“Moonlight” moved the audience at the 9 AM screening I was a part of to a minutes long standing ovation. One particularly enthusiastic audience member who was raving about the score and said “We would still be standing if you hadn’t made us stop,” during the Question and Answer portion with the director and cast after the screening turned out to be Jonathan Demme, director of “The Silence of The Lambs.” Needless to say, “Moonlight” is a true work of art with care and thought put into every detail. “Moonlight” is the second film from director Barry Jenkins. It follows a young black man named Chyrone from childhood to early adulthood in Miami grappling with his homosexuality. Jenkins’ Miami is full of life and beauty even while depicting a character in so much pain. His philosophy is best exemplified in that he forwent the typical practice of mattifying his actors and instead used oil on them because “sweat is life.” “Moonlight” carries black culture through every aspect of the film. Even the score is chopped and screwed, a popular practice in hip hop in which a song is slowed down 60-70 beats per minute and other aspects of the song are also changed by skipping beats or record scratching. Naomie Harris gives a stand out performance as Chyrone’s caring but drug addicted mother. The audience at the screening I attended was audibly shocked to hear that she had shot her scenes in only three days. Chyrone is a very internal and quiet character. All three actors who portray him at different points of his life do an amazing job of acting primarily through expression. “Moonlight” is proof that the more people that are given the opportunity to tell their stories, the better we are for it.
In theaters October 21
“Nocturnal Animals” is the second film from director and fashion designer Tom Ford. It stars Amy Adams as a wealthy but dissatisfied gallerist in an unhappy marriage. She receives a disturbing manuscript written by her ex-husband, played by Jake Gyllenhaal, that is dedicated to her. The movie bounces between Adams’ character’s unhappy present day, the plot of the book and flashbacks of her and Gyllenhaal’s failed marriage. Ford juggles all three plotlines with ease, never losing the suspense he has built in the previous one. Although Ford wants to keep his careers separate, you won’t see a Tom Ford design in this movie, he can’t help but bring style in spades to everything he does. Each thread of the plot is beautifully shot with its own aesthetic and color pallette. Adam’s gallerist lives in a stylish, but cold world and her past with Gyllenhaal is washed in a much warmer light. I went into “Nocturnal Animals” expecting a more formulaic thriller, but instead saw a movie whose story of guilt and revenge has kept me thinking ever since.
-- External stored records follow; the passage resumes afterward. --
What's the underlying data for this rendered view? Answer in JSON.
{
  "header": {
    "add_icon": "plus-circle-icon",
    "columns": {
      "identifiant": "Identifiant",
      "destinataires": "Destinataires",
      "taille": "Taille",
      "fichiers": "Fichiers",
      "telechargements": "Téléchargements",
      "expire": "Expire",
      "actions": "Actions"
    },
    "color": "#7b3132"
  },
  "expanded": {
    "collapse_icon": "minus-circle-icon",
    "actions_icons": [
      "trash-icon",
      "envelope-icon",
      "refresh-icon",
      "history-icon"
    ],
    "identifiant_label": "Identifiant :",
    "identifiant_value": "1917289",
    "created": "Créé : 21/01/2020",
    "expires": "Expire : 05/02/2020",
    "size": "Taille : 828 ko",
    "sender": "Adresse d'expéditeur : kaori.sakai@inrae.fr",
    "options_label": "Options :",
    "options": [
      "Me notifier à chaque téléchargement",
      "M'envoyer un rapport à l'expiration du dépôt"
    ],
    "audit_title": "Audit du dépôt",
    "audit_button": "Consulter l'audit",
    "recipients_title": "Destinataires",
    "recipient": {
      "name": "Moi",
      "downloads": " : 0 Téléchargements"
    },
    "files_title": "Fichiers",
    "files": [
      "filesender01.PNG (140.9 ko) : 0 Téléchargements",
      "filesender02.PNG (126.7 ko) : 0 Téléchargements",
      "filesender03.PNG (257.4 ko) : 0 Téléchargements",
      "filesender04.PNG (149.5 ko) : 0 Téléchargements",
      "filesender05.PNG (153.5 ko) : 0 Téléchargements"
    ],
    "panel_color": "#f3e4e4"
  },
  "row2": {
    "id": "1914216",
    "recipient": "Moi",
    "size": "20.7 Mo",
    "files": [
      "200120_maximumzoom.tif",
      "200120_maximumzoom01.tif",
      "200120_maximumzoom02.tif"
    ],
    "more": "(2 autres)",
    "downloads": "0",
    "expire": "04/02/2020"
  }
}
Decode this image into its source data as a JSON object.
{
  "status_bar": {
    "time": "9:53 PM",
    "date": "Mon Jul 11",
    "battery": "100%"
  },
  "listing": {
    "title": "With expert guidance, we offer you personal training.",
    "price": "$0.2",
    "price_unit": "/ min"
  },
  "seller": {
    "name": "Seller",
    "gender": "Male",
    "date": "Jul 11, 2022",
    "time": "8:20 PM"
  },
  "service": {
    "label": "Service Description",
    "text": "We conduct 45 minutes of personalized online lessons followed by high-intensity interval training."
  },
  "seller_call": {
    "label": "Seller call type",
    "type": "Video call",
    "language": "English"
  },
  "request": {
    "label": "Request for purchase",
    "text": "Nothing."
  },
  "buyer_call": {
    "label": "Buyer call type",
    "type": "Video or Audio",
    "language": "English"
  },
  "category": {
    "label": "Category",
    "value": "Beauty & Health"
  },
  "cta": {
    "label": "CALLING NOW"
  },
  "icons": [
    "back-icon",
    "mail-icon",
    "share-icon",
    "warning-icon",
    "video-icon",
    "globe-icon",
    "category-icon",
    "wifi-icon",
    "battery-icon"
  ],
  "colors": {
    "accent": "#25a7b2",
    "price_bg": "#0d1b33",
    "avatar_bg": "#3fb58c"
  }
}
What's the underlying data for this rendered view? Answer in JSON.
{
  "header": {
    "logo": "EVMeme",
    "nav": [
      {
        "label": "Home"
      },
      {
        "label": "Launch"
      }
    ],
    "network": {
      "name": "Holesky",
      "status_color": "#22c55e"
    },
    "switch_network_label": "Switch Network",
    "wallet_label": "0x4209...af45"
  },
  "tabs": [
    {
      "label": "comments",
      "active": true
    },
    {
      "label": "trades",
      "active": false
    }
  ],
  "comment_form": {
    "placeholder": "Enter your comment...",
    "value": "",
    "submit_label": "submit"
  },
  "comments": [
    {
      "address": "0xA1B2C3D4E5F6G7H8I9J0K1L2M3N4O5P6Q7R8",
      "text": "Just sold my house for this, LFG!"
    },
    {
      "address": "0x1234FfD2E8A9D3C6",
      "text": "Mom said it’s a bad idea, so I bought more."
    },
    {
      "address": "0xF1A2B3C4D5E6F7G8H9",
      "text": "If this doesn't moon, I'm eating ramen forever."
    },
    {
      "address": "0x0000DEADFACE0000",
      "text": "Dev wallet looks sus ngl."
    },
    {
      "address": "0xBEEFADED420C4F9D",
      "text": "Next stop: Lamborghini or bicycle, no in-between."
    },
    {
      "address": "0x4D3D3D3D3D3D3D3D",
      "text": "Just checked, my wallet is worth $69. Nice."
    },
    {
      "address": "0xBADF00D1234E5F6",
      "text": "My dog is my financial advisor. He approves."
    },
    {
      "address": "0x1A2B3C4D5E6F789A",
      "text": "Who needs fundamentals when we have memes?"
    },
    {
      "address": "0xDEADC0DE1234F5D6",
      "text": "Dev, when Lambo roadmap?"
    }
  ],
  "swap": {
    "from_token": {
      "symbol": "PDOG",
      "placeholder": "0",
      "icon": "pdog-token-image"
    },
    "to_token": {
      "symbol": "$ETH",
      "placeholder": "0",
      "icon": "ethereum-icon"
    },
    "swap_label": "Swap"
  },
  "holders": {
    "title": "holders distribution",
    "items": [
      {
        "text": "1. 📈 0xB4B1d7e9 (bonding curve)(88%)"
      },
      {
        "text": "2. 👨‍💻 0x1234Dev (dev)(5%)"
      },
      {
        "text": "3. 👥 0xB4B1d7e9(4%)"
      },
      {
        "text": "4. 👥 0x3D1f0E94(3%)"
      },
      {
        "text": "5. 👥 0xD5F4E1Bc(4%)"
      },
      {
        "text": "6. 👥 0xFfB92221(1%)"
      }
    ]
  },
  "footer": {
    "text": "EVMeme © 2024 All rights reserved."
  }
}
In theaters November 18
“Loving” is the fifth film from director Jeff Nichols. It was shot in Richmond and stars Joel Edgerton and Ruth Negga as Richard and Mildred Loving, the couple whose relationship led to the Supreme Court case that ruled laws against interracial marriage unconstitutional. Anyone wanting a melodramatic Oscar bait film will be sorely disappointed. “Loving” is as understated as the Lovings themselves. Edgerton and Negga imbue the Lovings with so much dignity and their love for each other is clear without any grand speeches. Negga says more with her expressive eyes and Edgerton with a change of facial expression than a monologue ever could. Nichols’ Virginia is so beautiful it’s easy to understand why the Lovings are so reluctant to leave it. “Loving” took a story that could have been a more conventional historical film and instead gave us an intimate portrait of two people fighting for the right to be in love.
In theaters November 4
Be sure to join Light House Studio on Thursday October 27th at 7pm at Vinegar Hill Theatre for our new Indies@Vinegar Hill movie series in collaboration with Indie Film Minute! We will be screening “Prep School” followed by a Q and A with the director.